-- Opening Marker --
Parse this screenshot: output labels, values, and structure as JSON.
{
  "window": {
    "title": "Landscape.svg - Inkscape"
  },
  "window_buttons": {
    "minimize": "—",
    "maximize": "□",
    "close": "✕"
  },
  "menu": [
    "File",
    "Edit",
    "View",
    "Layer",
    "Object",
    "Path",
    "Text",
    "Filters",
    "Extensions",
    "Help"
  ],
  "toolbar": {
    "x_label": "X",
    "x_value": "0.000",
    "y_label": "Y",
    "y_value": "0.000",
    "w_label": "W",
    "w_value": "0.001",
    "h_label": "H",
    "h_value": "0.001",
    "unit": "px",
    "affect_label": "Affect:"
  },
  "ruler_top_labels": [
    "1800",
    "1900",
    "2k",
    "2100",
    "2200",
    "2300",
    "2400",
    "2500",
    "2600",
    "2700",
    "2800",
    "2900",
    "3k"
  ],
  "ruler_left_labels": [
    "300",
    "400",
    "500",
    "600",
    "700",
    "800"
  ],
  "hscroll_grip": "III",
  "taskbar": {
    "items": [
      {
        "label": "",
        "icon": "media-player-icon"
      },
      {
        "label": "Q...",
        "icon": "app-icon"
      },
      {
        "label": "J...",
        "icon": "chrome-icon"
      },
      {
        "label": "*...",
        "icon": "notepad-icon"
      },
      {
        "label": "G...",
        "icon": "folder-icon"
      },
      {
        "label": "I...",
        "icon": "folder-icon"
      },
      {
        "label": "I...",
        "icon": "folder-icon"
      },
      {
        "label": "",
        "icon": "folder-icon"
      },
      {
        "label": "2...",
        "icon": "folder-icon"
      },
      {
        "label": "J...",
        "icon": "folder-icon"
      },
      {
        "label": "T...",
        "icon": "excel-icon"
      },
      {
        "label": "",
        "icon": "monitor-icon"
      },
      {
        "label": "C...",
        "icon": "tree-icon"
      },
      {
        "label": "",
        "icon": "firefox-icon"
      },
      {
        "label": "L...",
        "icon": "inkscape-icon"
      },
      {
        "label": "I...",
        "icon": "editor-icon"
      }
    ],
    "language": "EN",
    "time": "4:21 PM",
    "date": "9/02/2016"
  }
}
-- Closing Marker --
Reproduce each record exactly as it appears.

Response below.
Parse this screenshot: output labels, values, and structure as JSON.
{
  "window": {
    "title": "Landscape.svg - Inkscape"
  },
  "window_buttons": {
    "minimize": "—",
    "maximize": "□",
    "close": "✕"
  },
  "menu": [
    "File",
    "Edit",
    "View",
    "Layer",
    "Object",
    "Path",
    "Text",
    "Filters",
    "Extensions",
    "Help"
  ],
  "toolbar": {
    "x_label": "X",
    "x_value": "0.000",
    "y_label": "Y",
    "y_value": "0.000",
    "w_label": "W",
    "w_value": "0.001",
    "h_label": "H",
    "h_value": "0.001",
    "unit": "px",
    "affect_label": "Affect:"
  },
  "ruler_top_labels": [
    "1800",
    "1900",
    "2k",
    "2100",
    "2200",
    "2300",
    "2400",
    "2500",
    "2600",
    "2700",
    "2800",
    "2900",
    "3k"
  ],
  "ruler_left_labels": [
    "300",
    "400",
    "500",
    "600",
    "700",
    "800"
  ],
  "hscroll_grip": "III",
  "taskbar": {
    "items": [
      {
        "label": "",
        "icon": "media-player-icon"
      },
      {
        "label": "Q...",
        "icon": "app-icon"
      },
      {
        "label": "J...",
        "icon": "chrome-icon"
      },
      {
        "label": "*...",
        "icon": "notepad-icon"
      },
      {
        "label": "G...",
        "icon": "folder-icon"
      },
      {
        "label": "I...",
        "icon": "folder-icon"
      },
      {
        "label": "I...",
        "icon": "folder-icon"
      },
      {
        "label": "",
        "icon": "folder-icon"
      },
      {
        "label": "2...",
        "icon": "folder-icon"
      },
      {
        "label": "J...",
        "icon": "folder-icon"
      },
      {
        "label": "T...",
        "icon": "excel-icon"
      },
      {
        "label": "",
        "icon": "monitor-icon"
      },
      {
        "label": "C...",
        "icon": "tree-icon"
      },
      {
        "label": "",
        "icon": "firefox-icon"
      },
      {
        "label": "L...",
        "icon": "inkscape-icon"
      },
      {
        "label": "I...",
        "icon": "editor-icon"
      }
    ],
    "language": "EN",
    "time": "4:21 PM",
    "date": "9/02/2016"
  }
}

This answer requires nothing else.